Comics Comics #1-2 edited by Timothy Hodler & Dan Nadel (I mentioned this yesterday, but didn’t note that I also got a hard copy of issue #1)

Dave K. Greatest Hits 1999-2004 by Dave Kiersh (snapped up from the Bodega Distribution table, a collection of work from a prominent minicomics fellow; Kiersh was actually sitting right in front of my the whole time and I had no idea who he was, and when the guy I was paying mentioned that “Dave” was here to see if I wanted it signed, I kind of stared at him dully before getting what was going on - I also totally forgot to buy Leif Goldberg’s National Waste #6 and say hi to Heidi MacDonald who was standing next to me at the table a bit earlier, so it was a real hat trick of inattentive triumph)

Ed the Happy Clown #2 (of 9) by Chester Brown (the one I was missing - who says you can’t score back-issues at these things?!)

Fuzz & Pluck in Splitsville #4 (of 5) by Ted Stearn (surely I can’t be the only fan of the mighty Fuzz & Pluck; still, I’ve never seen this in a store, though Fantagraphics had it at their table)

House of Twelve, at the movies Vol. 2 #1: Heavy Metal by various (from House of Twelve, a free giveaway show debut, parodying the original movie version of the magazine)

Krayons Ego by various (very nice 2006 minicomic anthology spoofing Kramers Ergot, though it’s most highly reminiscent of Kurt Wolfgang’s old Lo-Jinx; a semi-heated, semi-affectionate lampoon of various contemporary independent comics names, Paper Rad or members thereof apparently the most popular target, though the Jeffrey Brown stuff is maybe the nastiest - Chris really liked it when I showed it to him, but then it was all sold out when he went back for a copy of his own)

New Tales of Old Palomar #1 (of 3) by Gilbert Hernandez (new miniseries of stand-alone tales, presented in the Ignatz format, debuting at a show featuring the Ignatz Awards; I remember when this was first released I heard it was going to be titled simply ‘New Palomar’ like it was New X-Men)

Ninja by Brian Chippendale (debuted at the show, probably the book of the show, and I’ve gushed enough already; when I went to Rick Veitch's table, he became momentarily transfixed with the transfixed and murmured "I want to make a book like this!")

Paping #11 by various (older issue of a deluxe anthology by some interesting-looking creators; the real showpiece was issue #14, with its solid wood covers and impressive prints ‘n comics mishmash interior, the whole thing bound by red shoelaces; I just didn’t have the roughly $30 needed to spend on it by that point in the show, though)

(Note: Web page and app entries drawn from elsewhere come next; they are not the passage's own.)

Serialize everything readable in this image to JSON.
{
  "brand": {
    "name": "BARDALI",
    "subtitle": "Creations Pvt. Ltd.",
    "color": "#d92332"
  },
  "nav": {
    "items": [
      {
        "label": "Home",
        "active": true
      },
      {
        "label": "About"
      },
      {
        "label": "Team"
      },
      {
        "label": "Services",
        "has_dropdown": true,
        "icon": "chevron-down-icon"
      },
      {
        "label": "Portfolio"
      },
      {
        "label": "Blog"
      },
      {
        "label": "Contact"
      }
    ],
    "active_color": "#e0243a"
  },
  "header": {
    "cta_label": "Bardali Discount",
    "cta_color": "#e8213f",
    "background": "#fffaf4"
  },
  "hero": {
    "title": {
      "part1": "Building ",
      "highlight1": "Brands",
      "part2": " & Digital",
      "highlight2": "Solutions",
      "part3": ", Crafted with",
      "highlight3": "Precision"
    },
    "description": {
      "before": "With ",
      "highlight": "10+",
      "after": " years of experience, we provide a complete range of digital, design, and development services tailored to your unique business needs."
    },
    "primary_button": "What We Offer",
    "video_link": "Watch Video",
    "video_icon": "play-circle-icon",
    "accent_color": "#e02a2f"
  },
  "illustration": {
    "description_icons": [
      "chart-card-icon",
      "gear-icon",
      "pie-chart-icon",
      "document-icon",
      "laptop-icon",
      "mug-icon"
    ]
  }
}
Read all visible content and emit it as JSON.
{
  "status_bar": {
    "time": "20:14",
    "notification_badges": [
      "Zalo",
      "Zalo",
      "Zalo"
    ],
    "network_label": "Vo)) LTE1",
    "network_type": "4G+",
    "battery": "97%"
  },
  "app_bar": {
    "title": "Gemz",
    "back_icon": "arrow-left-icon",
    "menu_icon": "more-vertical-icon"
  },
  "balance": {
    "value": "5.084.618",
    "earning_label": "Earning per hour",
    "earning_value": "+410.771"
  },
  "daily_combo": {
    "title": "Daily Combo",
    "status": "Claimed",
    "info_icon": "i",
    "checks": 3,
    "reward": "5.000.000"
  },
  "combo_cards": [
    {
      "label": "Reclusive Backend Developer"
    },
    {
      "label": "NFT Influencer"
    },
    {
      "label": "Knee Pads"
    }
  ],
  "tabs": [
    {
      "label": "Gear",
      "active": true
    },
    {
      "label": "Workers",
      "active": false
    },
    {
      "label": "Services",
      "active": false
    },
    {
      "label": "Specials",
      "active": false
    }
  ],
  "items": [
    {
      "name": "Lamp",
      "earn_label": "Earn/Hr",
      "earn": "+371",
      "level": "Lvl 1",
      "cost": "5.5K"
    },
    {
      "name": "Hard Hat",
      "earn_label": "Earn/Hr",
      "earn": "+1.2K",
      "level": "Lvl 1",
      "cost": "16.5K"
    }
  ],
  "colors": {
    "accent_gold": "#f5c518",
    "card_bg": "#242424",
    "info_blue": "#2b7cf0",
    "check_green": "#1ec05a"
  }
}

Project: Romantic by various (debuted at the show, the newest in AdHouse’s Project series of anthologies, this one strictly devoted to romance comics)

Pulphope.A by Paul Pope (a show exclusive, I think; not the full Pope art book coming soon from AdHouse, but a 200 copy ashcan with some exclusive stuff)

R. Kelly’s “Trapped in the Closet” Starring Batman (Abridged) by K. Thor Jensen (a reenactment of the continuing American epic, with members of the Batman cast playing each role)

Sermons #2 by Kevin Huizenga (found at the Buenaventura Press table, debuted at the show I think; another installment of Huizenga’s interesting sketchbook minicomic concept, dedicated wholly to drawings made and notes taken during church services - it’s "KH Book #9" in Huizenga’s numbering scheme, if you’re keeping track)

Service Industry by t. edward bak (much-recommended and indeed very impressive 2005 minicomic by bak, who’s set to appear in Fantagraphics’ MOME at some point in the future; a potent mix of autobiography, fantasy, subconscious yearning, and personal philosophy, all in 28 b&w and color pages)

Shadowland by Kim Deitch (the big new Fantagraphics collection of some of my personal favorite underground-era cartoonist’s less-seen works, all of it concerning the affairs of an ill-fated family; debuted at the show, and I bought the last copy, so if you couldn’t find it you might as well blame me)

So it was a nice trip. A lot of good things to have, and good hands to shake. I hope to do it again, and add on a few more convention experience points. I'm not leveled up yet, no sir.